What is the Chipilo Venetian dialect and other Italian derived languages of Mexico?
- CheetahLv 79 years agoFavorite Answer
Chipilo Venetian is a diaspora language currently spoken by the descendants of some five hundred Venetian 19th century immigrants to Mexico. The Venetians settled in the State of Puebla, founding the city of Chipilo. This Venetian variety is also spoken in other communities in Veracruz and Querétaro, places where the chipileños settled as well.
Although the city of Puebla has grown so far as to almost absorb it, the town of Chipilo remained isolated for much of the 20th century. Thus, the Cipiłàn/chipileños, unlike other European immigrants that came to Mexico, did not blend into the Mexican culture and retained most of their traditions and their language. To this day, most of the people in Chipilo speak the venet or Venetian of their great-grandparents. The variant of the Venet language spoken by the Cipiłàn/chipileños is the northern Traixàn-Fheltrìn-Bełumàt. Surprisingly, it has been barely altered by Spanish, as compared to how the dialect of the northern Venetland-Veneto has been altered by Italian. Given the number of speakers of Venet, and even though the state government has not done so, the Venet language has to be considered a minority language in the State of Puebla.
There have been several attempts to establish a writing system for the Venetian form spoken in Chipilo. One such system was created by Carolyn McKay, an American linguist who conducted postgraduate research at the Universidad de las Américas. Her proposed system, entirely based on the Italian alphabet, was published in a book entitled Il dialetto veneto di Segusino e Chipilo. This system has been used in some publications made by Cipiłàn/chipileños, but it has not received wide acceptance, because of the striking differences between Venet and Italian phonemes. Most of the speakers use the Spanish system they learn at school, even though it does not have letters for specific sounds such as the voiced-S (written [x] in modern Venet), or the [θ] (written [th] in modern Venet), and [ð] (written [dh] in modern Venet). Nevertheless, Eduardo Montagner has suggested the standardization of a writing system based on the Spanish alphabet.

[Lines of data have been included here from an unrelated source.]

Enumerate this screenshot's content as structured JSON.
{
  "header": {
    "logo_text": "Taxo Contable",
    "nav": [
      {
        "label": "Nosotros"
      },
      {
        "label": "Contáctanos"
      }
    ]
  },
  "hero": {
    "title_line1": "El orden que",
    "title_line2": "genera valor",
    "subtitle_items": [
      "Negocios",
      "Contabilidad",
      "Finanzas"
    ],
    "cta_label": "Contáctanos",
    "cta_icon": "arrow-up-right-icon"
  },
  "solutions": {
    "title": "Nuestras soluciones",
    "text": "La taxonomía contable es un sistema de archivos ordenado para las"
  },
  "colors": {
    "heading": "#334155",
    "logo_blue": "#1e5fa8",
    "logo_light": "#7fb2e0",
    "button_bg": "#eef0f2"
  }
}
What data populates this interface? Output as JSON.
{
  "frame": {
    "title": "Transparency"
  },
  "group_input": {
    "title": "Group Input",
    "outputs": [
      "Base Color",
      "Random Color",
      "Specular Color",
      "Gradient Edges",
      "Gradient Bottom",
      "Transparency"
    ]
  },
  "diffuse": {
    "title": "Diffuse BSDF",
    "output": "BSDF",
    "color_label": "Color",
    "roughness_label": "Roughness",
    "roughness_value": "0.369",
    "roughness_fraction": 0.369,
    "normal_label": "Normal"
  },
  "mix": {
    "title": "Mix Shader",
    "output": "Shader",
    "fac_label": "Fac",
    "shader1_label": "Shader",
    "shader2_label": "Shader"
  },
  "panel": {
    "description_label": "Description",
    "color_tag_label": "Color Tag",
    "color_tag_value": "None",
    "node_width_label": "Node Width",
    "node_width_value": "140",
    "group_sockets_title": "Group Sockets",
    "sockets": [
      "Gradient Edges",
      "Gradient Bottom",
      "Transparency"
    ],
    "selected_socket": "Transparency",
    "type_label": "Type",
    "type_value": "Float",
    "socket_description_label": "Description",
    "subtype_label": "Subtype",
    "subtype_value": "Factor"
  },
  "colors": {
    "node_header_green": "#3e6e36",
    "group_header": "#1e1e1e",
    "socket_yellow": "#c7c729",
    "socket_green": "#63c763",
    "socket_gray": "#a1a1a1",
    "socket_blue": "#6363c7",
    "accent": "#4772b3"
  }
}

Since most Italian immigration occurred by way of the establishment of colonies, derivatives of Italian languages exist in Mexico. Besides the best known Chipilo Venetian dialect, derivatives of the Venetian language may also exist in Huatusco and Colonia Gonzalez, Veracruz.
To this we can also add other Italian immigrant languages and dialects:
* Lower Bellunese, dialect of the Venetian language from the Province of Belluno (in Colonia Diez Gutierrez in San Luis Potosí),
* Lombard (in Sinaloa and Colonia Manuel González too, but mainly in Nueva Italia and Colonia Lombardia in the state of Michoacán)
* Trentino dialects of the Lombard and Venetian languages (like in Colonia Manuel González, Veracruz and Tijuana, Baja California),
* Piedmontese language (in Gutierrez Zamora, Veracruz which remains the oldest Italian colony in Mexico as such which was called the Model Colony, and in La Estanzuela, Jalisco another Italian colony),
* Sicilian language (mainly in Mexico City).Source(s): http://en.wikipedia.org/wiki/Chipilo_Venetian_dial... http://en.wikipedia.org/wiki/Italian_immigration_t...